Collected data entries
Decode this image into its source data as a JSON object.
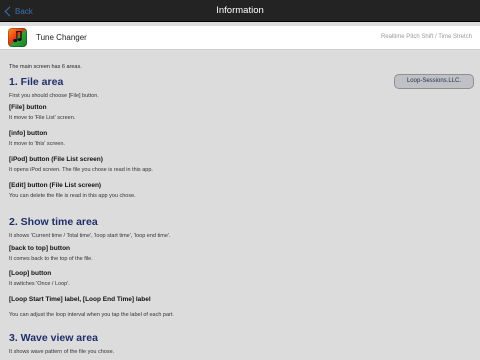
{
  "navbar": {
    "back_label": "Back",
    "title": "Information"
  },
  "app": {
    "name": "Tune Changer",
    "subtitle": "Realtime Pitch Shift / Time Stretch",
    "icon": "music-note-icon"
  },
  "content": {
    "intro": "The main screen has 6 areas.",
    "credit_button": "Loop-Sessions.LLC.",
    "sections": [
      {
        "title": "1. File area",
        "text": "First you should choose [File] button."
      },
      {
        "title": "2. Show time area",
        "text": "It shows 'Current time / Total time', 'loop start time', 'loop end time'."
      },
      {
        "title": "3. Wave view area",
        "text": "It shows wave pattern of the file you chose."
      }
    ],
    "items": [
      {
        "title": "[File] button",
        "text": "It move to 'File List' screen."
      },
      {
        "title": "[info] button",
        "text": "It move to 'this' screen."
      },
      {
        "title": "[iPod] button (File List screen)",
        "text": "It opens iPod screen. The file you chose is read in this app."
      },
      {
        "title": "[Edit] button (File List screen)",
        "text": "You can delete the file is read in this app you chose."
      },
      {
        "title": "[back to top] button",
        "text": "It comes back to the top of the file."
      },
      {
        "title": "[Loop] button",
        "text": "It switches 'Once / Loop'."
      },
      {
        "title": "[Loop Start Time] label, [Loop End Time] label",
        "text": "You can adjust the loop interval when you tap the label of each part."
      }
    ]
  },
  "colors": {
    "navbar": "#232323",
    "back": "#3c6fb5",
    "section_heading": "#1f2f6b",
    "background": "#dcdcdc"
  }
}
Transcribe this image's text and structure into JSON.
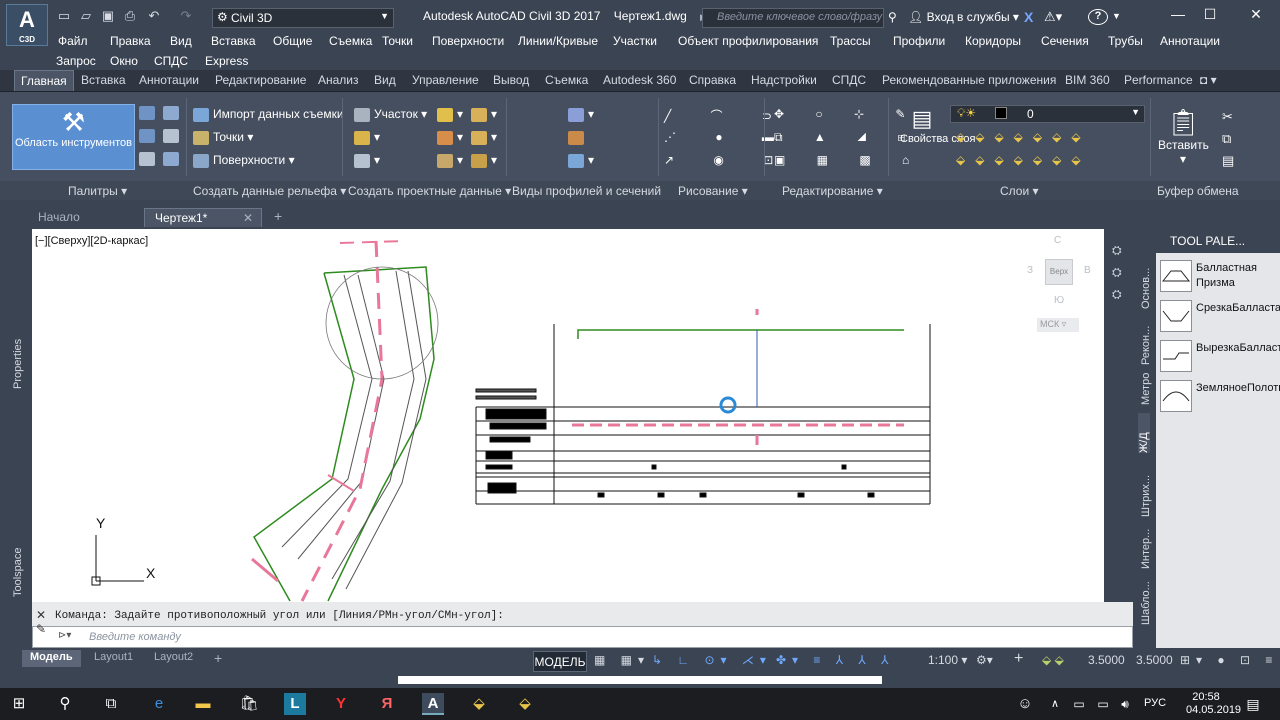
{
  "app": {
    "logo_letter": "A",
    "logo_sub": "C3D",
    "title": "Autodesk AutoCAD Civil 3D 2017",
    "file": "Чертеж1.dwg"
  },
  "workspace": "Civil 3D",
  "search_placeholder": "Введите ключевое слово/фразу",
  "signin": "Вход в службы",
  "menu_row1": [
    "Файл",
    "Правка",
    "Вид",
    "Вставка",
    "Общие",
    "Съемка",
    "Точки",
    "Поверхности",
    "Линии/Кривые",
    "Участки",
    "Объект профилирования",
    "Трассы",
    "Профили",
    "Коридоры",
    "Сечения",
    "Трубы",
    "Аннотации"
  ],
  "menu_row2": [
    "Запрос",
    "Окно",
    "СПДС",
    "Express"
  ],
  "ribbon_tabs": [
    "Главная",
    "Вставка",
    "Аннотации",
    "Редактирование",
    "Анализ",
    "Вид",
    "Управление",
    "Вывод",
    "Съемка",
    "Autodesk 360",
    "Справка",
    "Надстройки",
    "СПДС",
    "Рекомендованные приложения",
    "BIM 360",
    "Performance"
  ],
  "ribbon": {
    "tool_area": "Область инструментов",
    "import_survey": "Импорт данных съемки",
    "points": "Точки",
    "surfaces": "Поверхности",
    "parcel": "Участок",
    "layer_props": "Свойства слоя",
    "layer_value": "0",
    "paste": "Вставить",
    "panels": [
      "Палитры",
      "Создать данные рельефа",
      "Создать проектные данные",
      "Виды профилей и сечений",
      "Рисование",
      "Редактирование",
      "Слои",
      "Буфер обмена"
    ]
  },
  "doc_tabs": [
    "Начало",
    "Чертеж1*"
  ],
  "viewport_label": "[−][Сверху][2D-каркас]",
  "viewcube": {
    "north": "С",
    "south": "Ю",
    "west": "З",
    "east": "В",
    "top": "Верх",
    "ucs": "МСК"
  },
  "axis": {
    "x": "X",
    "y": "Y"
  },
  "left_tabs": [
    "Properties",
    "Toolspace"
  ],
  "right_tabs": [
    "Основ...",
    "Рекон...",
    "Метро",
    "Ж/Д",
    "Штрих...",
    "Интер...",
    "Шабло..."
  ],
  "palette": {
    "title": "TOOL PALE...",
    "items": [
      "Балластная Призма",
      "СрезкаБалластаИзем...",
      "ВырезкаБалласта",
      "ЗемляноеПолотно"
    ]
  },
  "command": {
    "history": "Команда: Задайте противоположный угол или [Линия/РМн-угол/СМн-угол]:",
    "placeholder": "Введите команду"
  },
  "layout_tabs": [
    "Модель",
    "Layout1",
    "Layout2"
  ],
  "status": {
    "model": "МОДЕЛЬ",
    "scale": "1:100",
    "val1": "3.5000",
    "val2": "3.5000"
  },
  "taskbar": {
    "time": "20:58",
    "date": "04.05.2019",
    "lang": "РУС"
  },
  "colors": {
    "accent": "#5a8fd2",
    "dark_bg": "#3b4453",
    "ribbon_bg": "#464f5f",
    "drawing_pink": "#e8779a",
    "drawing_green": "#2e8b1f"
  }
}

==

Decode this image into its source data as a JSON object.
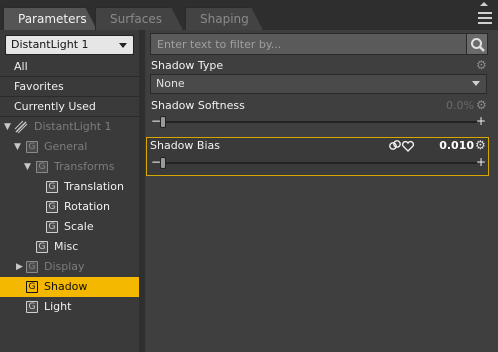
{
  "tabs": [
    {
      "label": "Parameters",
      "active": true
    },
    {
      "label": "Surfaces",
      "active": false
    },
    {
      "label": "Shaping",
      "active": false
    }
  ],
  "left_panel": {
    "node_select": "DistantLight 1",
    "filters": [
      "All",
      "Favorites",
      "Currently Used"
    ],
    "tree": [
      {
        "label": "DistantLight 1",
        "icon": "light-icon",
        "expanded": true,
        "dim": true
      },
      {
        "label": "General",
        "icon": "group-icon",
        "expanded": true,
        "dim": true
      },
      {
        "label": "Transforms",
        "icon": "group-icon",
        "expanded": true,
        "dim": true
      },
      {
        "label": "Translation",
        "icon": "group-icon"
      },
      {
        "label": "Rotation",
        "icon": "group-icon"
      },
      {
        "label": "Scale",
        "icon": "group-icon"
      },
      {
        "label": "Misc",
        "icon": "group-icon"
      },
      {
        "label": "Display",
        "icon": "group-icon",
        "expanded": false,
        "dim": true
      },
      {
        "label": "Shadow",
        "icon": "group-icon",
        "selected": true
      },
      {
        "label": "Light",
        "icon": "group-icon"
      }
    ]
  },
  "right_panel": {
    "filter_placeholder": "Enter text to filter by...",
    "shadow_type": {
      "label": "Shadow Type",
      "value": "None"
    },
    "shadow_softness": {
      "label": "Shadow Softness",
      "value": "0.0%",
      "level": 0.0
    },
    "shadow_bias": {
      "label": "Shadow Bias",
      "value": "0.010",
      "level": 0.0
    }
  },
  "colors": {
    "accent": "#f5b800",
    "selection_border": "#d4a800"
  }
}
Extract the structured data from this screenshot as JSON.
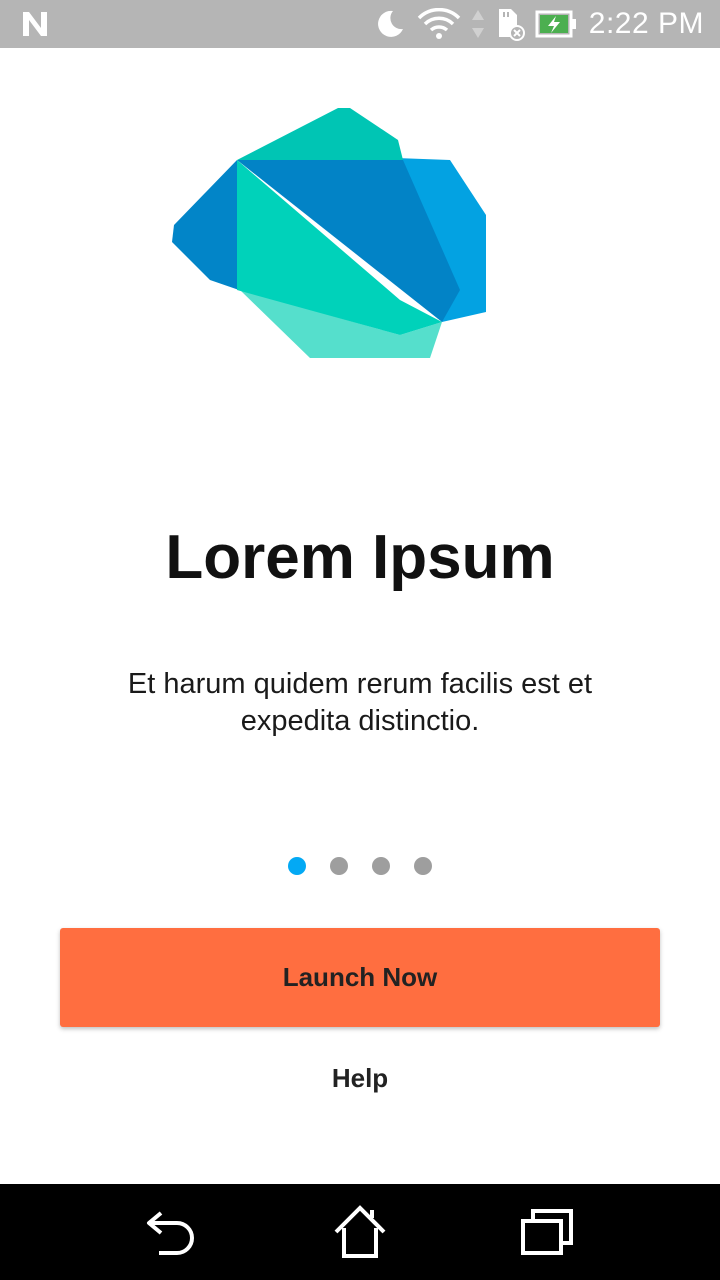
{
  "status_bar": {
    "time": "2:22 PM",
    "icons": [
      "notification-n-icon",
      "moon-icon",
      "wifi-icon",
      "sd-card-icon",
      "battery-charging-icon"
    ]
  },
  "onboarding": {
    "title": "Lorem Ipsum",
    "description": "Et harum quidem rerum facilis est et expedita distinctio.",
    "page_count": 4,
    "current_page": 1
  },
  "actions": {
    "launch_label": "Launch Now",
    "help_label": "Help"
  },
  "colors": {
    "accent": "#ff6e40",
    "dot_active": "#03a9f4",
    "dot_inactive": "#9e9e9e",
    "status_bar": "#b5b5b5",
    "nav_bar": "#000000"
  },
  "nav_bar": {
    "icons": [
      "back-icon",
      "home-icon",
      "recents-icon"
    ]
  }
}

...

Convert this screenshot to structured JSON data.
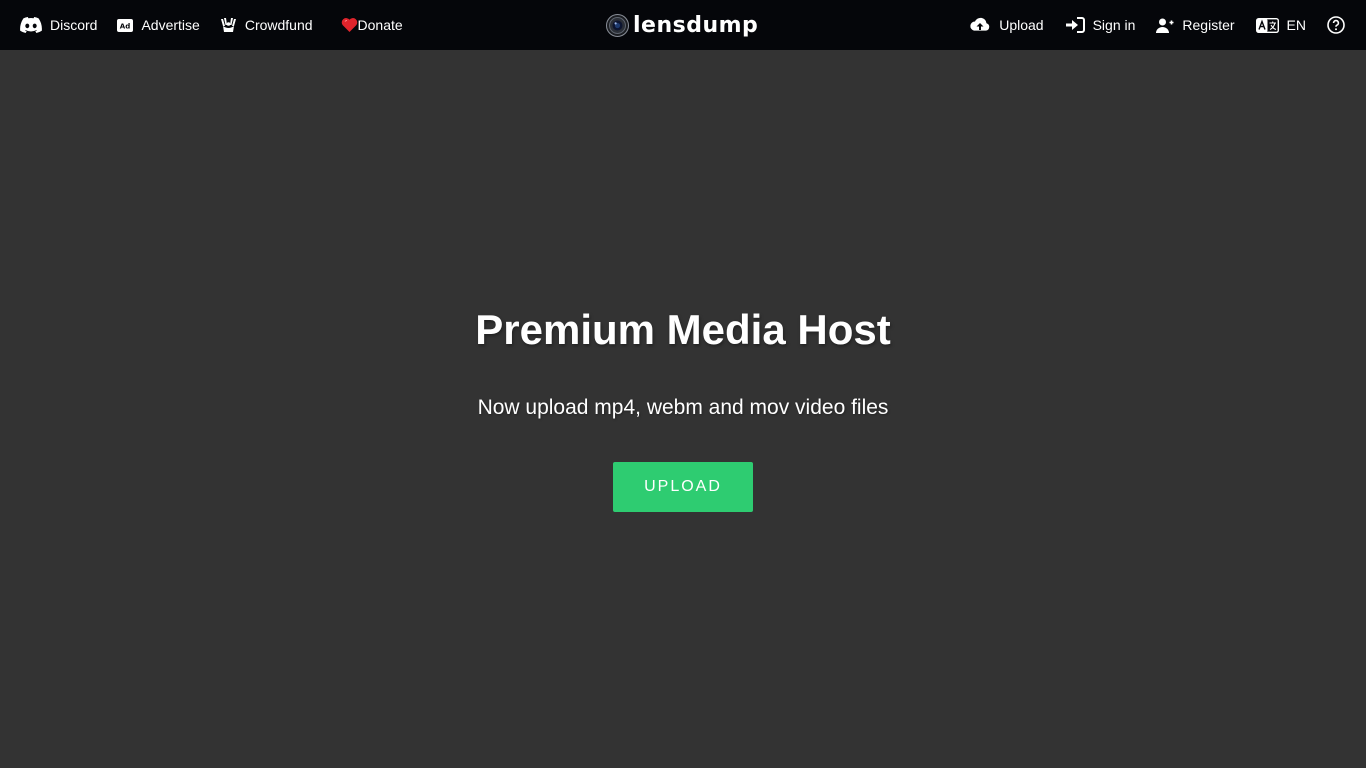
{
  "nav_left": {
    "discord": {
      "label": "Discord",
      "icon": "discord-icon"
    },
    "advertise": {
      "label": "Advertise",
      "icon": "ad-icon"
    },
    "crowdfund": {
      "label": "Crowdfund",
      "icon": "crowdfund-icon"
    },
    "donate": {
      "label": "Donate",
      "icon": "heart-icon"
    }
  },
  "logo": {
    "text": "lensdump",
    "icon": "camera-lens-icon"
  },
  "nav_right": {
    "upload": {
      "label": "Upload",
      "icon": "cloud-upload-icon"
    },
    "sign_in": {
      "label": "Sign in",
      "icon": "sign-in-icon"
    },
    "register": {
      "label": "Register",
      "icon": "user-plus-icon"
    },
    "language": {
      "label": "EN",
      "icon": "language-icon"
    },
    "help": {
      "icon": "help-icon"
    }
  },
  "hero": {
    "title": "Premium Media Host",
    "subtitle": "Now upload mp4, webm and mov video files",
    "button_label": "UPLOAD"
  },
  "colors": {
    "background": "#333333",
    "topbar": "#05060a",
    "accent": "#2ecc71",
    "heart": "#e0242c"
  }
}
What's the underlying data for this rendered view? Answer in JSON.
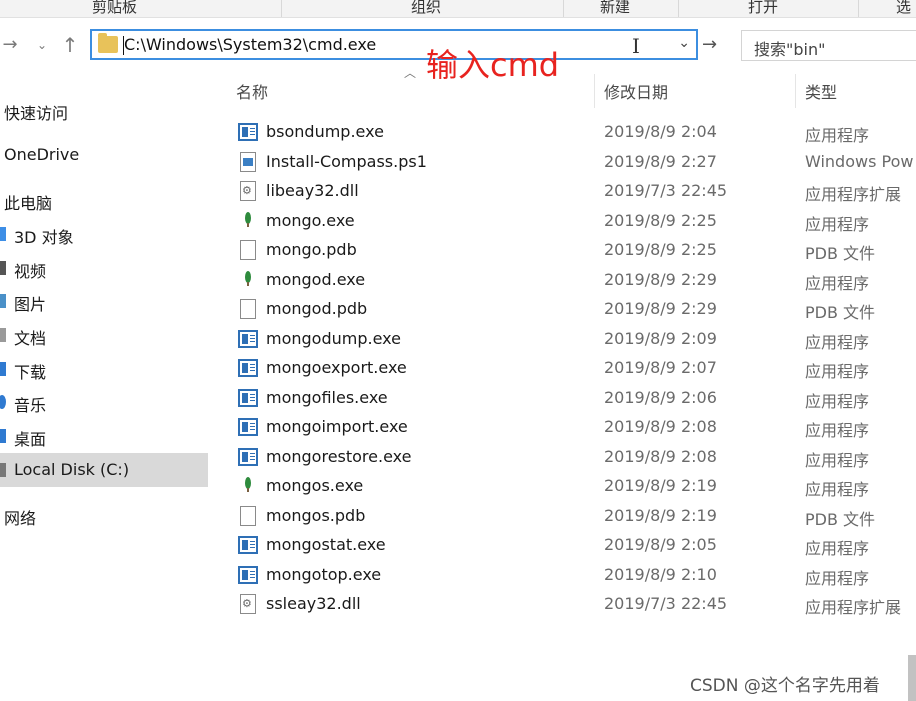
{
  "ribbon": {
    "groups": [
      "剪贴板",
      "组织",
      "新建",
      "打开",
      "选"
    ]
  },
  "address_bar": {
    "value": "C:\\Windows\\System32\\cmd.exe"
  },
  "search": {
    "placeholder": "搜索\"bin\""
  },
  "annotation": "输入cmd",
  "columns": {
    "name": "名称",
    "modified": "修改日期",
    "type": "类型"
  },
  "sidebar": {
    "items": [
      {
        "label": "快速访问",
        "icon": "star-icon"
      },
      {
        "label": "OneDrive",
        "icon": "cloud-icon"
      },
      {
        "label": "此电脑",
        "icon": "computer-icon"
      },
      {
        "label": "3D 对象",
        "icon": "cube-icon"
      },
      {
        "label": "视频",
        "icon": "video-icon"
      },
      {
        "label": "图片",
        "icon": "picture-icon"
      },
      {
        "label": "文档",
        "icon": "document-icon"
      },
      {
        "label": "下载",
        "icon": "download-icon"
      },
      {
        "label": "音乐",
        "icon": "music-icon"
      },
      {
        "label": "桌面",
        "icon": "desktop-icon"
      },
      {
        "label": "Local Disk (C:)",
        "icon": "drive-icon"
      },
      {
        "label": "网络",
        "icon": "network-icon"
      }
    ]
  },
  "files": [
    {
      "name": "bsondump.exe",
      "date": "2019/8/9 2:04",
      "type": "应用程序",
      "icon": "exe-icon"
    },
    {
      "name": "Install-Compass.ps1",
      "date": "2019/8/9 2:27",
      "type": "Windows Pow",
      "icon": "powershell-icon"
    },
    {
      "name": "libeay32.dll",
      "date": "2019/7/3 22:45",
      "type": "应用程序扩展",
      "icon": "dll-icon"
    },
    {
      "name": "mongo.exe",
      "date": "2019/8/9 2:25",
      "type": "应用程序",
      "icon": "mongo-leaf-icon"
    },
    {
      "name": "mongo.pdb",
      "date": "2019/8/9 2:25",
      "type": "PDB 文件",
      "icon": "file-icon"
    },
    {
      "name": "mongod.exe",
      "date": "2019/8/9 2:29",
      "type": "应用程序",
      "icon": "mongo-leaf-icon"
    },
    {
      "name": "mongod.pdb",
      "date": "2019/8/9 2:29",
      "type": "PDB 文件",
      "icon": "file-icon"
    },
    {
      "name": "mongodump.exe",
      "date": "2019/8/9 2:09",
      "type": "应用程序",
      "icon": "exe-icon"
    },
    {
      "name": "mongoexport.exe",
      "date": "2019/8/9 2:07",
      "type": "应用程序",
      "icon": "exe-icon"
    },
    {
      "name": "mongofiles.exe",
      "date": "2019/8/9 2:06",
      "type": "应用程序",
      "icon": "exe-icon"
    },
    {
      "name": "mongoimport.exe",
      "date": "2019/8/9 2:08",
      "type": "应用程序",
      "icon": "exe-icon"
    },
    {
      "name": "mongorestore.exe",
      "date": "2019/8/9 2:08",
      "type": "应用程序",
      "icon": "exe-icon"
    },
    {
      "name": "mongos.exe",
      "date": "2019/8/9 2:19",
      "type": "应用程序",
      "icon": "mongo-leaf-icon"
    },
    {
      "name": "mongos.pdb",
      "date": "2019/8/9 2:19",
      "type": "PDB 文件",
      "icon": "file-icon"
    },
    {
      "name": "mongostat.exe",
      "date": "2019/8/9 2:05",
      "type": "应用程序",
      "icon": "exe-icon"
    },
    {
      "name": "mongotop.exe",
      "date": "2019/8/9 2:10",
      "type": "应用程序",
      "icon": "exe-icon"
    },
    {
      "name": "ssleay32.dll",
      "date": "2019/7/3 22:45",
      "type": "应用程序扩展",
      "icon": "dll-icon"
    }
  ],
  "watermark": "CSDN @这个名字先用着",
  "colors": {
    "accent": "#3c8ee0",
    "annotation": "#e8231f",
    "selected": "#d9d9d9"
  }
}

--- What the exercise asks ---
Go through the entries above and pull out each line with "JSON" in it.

--- Answer to this task ---
Decode this image into its source data as a JSON object.
Transcribe this image's text and structure into JSON.
Decode this image into its source data as a JSON object.
Extract the structured data from this screenshot as JSON.
Convert this screenshot to structured JSON data.
What's the underlying data for this rendered view? Answer in JSON.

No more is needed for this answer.